Coolidge's supporters ran on a platform of building up the US military as well as having a strong foreign policy. The Socialists campaigned on the back of President Upton Sinclair's domestic policy successes, such as creating an environment conducive for the unprecedented prosperity enjoyed by Americans since 1924. Blackford promised to ensure continued prosperity even if it meant using more diplomacy and less force against neighbors such as the Confederacy. As it had in 1924, the dilemma of having to choose between the two parties' platforms weighed down on thousands of voters, though ultimately the memory of the Great War, over a decade old, as well as the undeniable fact of a booming economy convinced the majority of them to vote for Hosea Blackford.
The 1928 election featured the end of Calvin Coolidge's Presidency as he retired despite high popularity polls. The Republican Party ran Herbert Hoover, who easily defeated the Democrats' Al Smith, governor of New York. Hoover won in a landslide, even making inroads into the Democratic stronghold of the Solid South.
The election was notable because Smith, a Catholic, became the first non-Protestant to win a major party's presidential nomination. Unfortunately, the result was a showcase of religious bigotry.

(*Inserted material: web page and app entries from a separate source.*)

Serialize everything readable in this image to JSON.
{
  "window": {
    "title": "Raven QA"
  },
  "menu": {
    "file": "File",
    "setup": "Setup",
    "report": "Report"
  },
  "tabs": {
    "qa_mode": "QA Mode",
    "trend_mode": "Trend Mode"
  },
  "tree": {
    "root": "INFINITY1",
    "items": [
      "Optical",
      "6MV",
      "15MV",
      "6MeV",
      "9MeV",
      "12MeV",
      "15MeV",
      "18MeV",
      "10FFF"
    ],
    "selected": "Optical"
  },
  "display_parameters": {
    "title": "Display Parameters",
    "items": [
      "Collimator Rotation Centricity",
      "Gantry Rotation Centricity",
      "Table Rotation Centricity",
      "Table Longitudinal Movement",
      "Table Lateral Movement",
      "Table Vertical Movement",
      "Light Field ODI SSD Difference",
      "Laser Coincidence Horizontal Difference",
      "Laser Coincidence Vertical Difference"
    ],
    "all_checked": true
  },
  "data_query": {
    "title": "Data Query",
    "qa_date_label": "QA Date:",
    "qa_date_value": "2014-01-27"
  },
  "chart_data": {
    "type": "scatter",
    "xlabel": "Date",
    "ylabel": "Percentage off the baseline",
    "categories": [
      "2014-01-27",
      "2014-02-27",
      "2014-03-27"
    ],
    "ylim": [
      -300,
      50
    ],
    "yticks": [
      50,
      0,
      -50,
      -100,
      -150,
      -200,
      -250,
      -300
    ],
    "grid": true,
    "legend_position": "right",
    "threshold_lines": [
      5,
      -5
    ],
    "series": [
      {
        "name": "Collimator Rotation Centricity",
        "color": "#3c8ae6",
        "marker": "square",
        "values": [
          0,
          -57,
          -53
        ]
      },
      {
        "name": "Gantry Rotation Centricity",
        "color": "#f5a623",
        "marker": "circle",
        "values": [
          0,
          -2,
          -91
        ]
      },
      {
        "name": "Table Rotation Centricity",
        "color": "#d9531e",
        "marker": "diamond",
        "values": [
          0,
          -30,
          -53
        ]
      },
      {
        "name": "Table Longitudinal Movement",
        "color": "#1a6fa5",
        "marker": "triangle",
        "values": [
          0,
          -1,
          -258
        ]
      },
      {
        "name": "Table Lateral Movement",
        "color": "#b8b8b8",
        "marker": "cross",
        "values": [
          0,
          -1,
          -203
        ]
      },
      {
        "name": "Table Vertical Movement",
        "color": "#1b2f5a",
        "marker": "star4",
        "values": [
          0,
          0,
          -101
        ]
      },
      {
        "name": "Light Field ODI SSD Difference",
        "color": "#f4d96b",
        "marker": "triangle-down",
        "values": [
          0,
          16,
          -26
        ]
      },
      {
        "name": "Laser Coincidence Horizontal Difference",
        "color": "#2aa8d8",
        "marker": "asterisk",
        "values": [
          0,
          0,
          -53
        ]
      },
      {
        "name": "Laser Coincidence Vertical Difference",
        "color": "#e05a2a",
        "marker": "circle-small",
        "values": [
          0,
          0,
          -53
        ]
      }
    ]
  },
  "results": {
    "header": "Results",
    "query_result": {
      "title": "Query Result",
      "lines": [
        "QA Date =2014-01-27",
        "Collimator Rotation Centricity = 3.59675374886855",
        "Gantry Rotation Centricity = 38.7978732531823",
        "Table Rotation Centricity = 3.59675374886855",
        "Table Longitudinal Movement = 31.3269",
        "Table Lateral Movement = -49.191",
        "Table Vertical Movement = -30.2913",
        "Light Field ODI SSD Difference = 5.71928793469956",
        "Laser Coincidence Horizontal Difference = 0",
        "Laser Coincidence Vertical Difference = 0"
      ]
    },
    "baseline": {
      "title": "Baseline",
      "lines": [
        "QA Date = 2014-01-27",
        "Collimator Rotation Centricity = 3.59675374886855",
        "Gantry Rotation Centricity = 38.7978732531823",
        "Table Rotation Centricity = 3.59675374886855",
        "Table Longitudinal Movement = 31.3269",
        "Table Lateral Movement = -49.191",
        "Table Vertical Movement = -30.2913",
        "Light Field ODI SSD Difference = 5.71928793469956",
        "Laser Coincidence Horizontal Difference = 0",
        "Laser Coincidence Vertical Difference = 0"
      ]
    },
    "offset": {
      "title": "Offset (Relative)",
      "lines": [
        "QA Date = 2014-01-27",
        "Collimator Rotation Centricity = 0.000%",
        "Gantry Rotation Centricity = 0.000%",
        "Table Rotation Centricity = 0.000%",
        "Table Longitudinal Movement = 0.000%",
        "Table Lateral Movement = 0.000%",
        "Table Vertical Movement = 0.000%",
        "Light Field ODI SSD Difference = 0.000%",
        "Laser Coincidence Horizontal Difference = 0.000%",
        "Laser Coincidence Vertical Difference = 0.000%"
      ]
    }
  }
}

The declining support for the Democratic Party among Southern voters has been blamed in part upon this fact.